This week the final report on the Diederik Stapel debacle was released. The press release is here, and you can download the whole report here. From the press release:
The Committees identified 55 publications in which it is certain that Stapel committed fraud during his time in Groningen and Tilburg. In addition, eleven older publications by Stapel published when he worked in Amsterdam and Groningen show indications of fraud. The earliest dates from 1996. A total of ten doctoral dissertations supervised by Stapel are ‘contaminated’ (seven in Groningen and three from recent years in Tilburg).
I thought this might be a good place to compile some links to some of the articles and interesting pieces in this case.
The web page of the Joint Tilburg/Groningen/Amsterdam investigation of the publications by Mr. Stapel is here.
A recent article in The Atlantic titled “The Data Vigilante” covers Uri Simonsohn, who has developed an algorithm to detect anomolies in data that might indicate fraud or inflated Type-I error. (Dec 2012)
A recent post in Science magazine’s ScienceInsider about the affair: Final Report: Stapel Affair Points to Bigger Problems in Social Psychology (Nov 2012)
Here is a link to Simonsohn’s recent article in Psychological Science titled “False-Positive Psychology: Undisclosed Flexibility in Data Collection and Analysis Allows Presenting Anything as Significant.” Here, he details a number of intentional and unintentional ways that results can achieve statistical significance as a product of experimenter effects (he calss this “researcher degrees of freedom”) rather than the experimental effect itself. (Nov 2011)
Here is a good article in the NY Times by Benedict Carey on the initial findings in the case. (Nov 2011)
An article from Nature on the initial report. (Nov 2011)
In addition to Stapel, at least two other social psychologists have resigned their positions amid allegations of fraud. Derek Smeesters, also in the Netherlands resigned after Uri Simonsohn’s data analytic technique was applied to his data. An article about that is published in Science magazine’s ScienceInsider. (July 2012)
This algorithm has raised concern that a new witch hunt may be underway where individuals are selected for unknown reasons to subject their data to this technique in order to discover more fraudulent findings. In fact, a second social psychologist was implicated by Simonsohn’s technique, Mark Sanna at the University of Michigan. Sanna resigned and asked JESP to retract three of his papers. Nature has an article on that. (July 2012)

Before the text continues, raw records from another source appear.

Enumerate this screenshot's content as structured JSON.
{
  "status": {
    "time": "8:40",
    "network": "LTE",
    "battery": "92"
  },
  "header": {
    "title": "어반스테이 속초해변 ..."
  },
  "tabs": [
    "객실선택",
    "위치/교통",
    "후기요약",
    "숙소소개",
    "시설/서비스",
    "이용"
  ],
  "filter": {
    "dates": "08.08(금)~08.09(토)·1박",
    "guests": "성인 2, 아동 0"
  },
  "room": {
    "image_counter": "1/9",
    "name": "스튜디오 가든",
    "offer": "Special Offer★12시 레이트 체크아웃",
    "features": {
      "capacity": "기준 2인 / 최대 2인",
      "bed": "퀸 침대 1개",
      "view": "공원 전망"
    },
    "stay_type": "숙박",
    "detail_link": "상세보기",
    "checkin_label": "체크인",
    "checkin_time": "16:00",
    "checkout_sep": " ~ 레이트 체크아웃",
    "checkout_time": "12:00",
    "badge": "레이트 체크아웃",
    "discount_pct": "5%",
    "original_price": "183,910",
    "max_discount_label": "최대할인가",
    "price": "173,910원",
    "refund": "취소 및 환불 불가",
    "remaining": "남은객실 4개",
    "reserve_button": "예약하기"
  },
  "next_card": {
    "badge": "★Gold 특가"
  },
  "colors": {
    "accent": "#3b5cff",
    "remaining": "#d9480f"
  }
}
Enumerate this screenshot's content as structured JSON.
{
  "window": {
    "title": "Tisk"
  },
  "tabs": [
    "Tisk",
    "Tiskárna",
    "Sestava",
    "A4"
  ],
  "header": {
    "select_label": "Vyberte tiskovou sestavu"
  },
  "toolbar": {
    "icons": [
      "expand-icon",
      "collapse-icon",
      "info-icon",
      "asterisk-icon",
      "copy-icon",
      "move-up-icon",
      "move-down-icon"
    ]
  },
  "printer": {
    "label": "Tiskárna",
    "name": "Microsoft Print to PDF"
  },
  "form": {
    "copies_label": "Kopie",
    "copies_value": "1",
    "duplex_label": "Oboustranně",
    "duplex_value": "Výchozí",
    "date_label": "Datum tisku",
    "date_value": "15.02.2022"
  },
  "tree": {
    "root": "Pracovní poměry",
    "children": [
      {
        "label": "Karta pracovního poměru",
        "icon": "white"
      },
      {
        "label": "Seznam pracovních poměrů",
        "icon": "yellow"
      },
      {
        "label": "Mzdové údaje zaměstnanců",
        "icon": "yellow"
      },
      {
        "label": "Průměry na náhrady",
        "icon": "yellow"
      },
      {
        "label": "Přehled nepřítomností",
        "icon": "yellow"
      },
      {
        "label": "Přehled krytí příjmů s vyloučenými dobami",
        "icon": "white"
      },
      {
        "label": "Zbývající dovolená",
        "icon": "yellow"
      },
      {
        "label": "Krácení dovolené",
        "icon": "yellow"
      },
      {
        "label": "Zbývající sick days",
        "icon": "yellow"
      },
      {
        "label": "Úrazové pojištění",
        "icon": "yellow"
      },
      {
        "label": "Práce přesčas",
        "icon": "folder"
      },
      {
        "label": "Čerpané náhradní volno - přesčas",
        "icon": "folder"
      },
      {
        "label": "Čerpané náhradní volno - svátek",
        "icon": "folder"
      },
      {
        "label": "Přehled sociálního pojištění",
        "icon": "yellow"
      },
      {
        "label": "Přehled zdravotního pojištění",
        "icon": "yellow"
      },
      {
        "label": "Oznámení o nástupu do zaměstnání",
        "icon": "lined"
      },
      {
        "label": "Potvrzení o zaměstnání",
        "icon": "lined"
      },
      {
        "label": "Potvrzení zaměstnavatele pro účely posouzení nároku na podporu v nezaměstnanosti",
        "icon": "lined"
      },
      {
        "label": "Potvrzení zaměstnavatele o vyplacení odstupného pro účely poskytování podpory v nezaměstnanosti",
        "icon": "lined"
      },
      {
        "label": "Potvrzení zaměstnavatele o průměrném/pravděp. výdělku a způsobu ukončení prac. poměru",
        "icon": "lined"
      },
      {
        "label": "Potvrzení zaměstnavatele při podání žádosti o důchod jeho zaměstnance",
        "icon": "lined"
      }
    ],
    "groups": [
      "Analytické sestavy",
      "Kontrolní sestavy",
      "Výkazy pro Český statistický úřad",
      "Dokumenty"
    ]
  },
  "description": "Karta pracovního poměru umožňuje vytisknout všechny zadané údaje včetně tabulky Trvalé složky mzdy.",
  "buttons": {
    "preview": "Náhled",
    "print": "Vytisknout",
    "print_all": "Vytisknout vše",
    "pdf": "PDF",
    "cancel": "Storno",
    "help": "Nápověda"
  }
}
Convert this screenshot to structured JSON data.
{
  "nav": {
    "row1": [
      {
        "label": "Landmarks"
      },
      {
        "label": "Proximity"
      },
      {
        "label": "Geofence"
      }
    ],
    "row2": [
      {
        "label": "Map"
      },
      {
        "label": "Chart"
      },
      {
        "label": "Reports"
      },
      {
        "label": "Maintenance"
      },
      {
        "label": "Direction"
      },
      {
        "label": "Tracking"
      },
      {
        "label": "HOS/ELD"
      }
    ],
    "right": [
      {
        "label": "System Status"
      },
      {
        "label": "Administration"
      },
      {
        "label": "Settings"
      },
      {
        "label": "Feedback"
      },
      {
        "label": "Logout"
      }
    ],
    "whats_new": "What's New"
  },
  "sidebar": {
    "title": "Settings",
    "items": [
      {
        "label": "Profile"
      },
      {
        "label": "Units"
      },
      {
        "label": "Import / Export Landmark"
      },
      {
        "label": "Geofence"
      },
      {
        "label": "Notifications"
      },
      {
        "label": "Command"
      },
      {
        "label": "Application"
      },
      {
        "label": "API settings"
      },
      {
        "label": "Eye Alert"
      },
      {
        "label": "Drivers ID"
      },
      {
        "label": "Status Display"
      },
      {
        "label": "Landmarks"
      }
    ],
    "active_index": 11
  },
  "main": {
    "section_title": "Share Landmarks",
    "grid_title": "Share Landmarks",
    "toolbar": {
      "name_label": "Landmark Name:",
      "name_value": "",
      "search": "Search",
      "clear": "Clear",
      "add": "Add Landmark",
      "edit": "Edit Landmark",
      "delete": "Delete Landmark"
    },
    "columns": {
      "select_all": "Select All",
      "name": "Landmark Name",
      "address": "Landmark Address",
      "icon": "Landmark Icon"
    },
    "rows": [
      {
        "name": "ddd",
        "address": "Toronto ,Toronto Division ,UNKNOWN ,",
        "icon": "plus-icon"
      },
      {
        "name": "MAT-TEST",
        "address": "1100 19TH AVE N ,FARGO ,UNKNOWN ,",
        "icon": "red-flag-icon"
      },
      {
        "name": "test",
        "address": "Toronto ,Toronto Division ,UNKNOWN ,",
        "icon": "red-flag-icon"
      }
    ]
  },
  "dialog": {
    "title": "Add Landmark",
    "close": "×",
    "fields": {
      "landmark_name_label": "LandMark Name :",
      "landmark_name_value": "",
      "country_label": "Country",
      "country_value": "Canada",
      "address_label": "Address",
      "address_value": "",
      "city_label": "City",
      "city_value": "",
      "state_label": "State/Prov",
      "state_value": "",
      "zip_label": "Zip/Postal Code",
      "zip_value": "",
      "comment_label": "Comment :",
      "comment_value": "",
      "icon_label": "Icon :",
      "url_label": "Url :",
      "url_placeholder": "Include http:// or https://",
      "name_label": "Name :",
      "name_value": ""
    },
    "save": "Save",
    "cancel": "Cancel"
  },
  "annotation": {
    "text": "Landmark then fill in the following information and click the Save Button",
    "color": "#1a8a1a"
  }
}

To add to our paranoia, a post on the Society for Personality and Social Psychology’s listserv came out earlier this year which described emails being sent to individual members requesting their data. These emails originated from “Jay Zimmerman” and “Laurie Rhodes,” both of whom do not appear to be real researchers via internet searches. It turns out this was part of a research project that included deception about the intention of the data collection. This is covered in this Google Groups post by social psychologist Brian Nosak.